Over nearly two decades in ministry in Cambodia we have tried to keep our ministries, church planting and even children’s centers sustainable. I have found that in order to be sustainable, the ministry must be sustainable from the beginning. Many ministries cannot grow, because their strategies are not sustainable. The cost of staff salaries, buildings and administration limit growth. In order to have multiplication in ministry, your growth must not be linked with dollars, but rather based on passionate people. We have found five key points in our sustainability strategy which are as follows:
- Always work Directly Involving Local Church Leadership
Separating from local churches and working independently breaks down chances of sustainability. Build up, promote and utilize local leadership. Only local leaders will remain permanently. Start from the very beginning with local people in control of the ministry. Being “incarnational” (physically among the people) not only follows the model of Jesus Christ, but is the only way to effectively minister to church leaders. Never come into a new area with a “cowboy mentality” to “do it yourself”. Seek out local believers and get behind their vision and leadership. Submit to them and partner together based on friendship. Be a Kingdom minded partner instead of looking for your own benefit. Demonstrate the Fruit of the Spirit among partners.

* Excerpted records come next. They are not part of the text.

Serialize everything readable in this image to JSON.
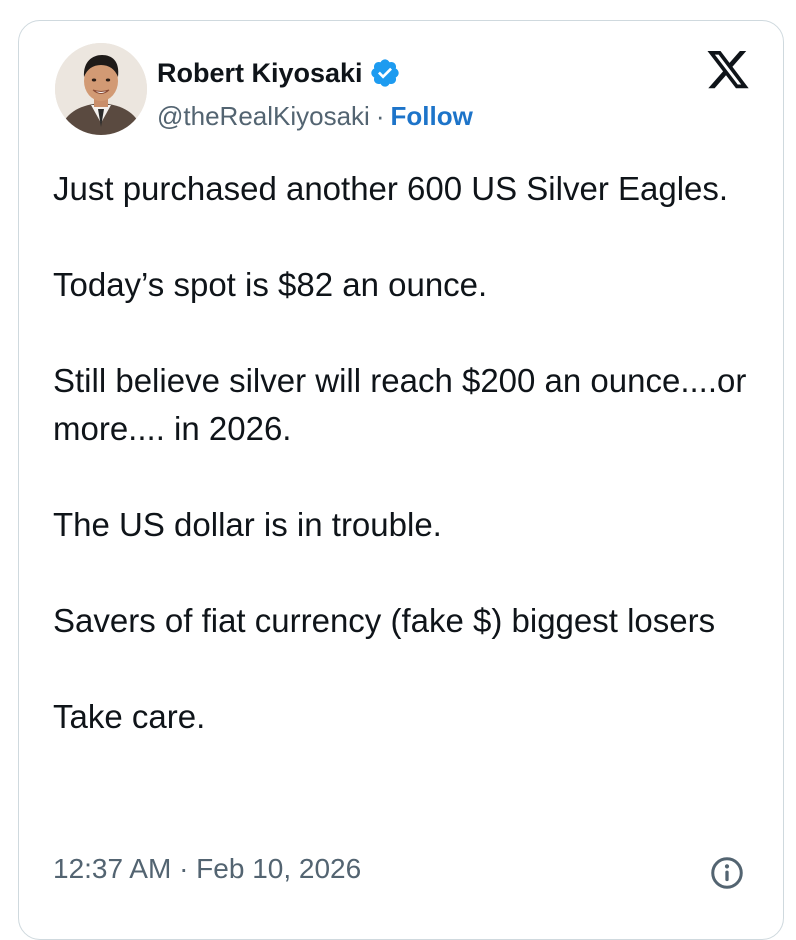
{
  "author": {
    "name": "Robert Kiyosaki",
    "handle": "@theRealKiyosaki",
    "separator": "·",
    "follow_label": "Follow",
    "verified": true,
    "verified_color": "#1d9bf0"
  },
  "icons": {
    "platform_logo": "x-logo-icon",
    "verified_badge": "verified-badge-icon",
    "info": "info-icon"
  },
  "tweet": {
    "paragraphs": [
      "Just purchased another 600 US Silver Eagles.",
      "Today’s spot is $82 an ounce.",
      "Still believe silver will reach $200 an ounce....or more.... in 2026.",
      "The US dollar is in trouble.",
      "Savers of fiat currency (fake $) biggest losers",
      "Take care."
    ],
    "timestamp": "12:37 AM · Feb 10, 2026"
  },
  "colors": {
    "text": "#0f1419",
    "secondary_text": "#536471",
    "follow_link": "#1d74c9",
    "border": "#cfd9de"
  }
}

- Long-term Relationships are a Priority
Genuine partnership and accountability requires local leaders working together for the Kingdom of God. Most organizations are working on 3-4 years budgets and plans. Build to last and plan for permanence rather than only planning short-term projects. Partner as a husband and wife are committed to their relationship; until Jesus calls them home.
- Making a Real and Measurable Investment
Providing capacity building, resources, equipment and funding to training centers. Matthew 28:18-20 says that we are to disciple believers and “teach everything” that Jesus commanded. Provide opportunities, training and improvement so that the local believers can attain the same opportunities, capabilities and training which were provided to you. Results should be measurable. An objective of “encouraging local believers” is not measurable, nor possible to evaluate the partnership. Ask yourself, “What quantifiable assistance have I provided?”
- Building Solid Infrastructure and Capacity Among Trainers
Strong churches and leaders will ensure sustainability. Leaders with personal calling, passion and dedication will survive any troubles and “storms” which come their way. “Hirelings” will vanish in times of trouble. Provide opportunities for additional training and projects which build up and expand the capacity of local believers and leaders in their ministry. Assist local leaders in leadership development and learning how to solve their own problems with their own assets and resources. Never create dependencies, but build trusting partnerships.
- Avoid and Excessive Administrative Structure and Capital Investment
Too many assets leads to too many maintenance bills, less training and less fruit in ministry. Buildings normally do not foster growth, but often leads to stagnation. Don’t rush to meet perceived “needs” of local believers, but allow them the opportunity to grow in faith and depend on God to be their provider. In order for a ministry to be sustainable, it must be built in a sustainable way. Building a $20,000 church building for a congregation which only has a monthly offering of $100 is not sustainable and develops permanent dependencies and long-term weakness. Help in developing long-term planning which requires local commitments and assets. If building be done, it should be done in accordance with the standards of the local community.
I am certain that these five points in our sustainability strategy are certainly lacking and incomplete. They do, however, provide a reminder and a point of discussion in order to better growing ministries. The result of these points has allowed us to growth to a ministry which trained 70 leaders a year to a ministry which trains 4,000 leaders a year because our multiplication is not dependent upon unsustainable dependencies, construction projects, staff salaries or donor support.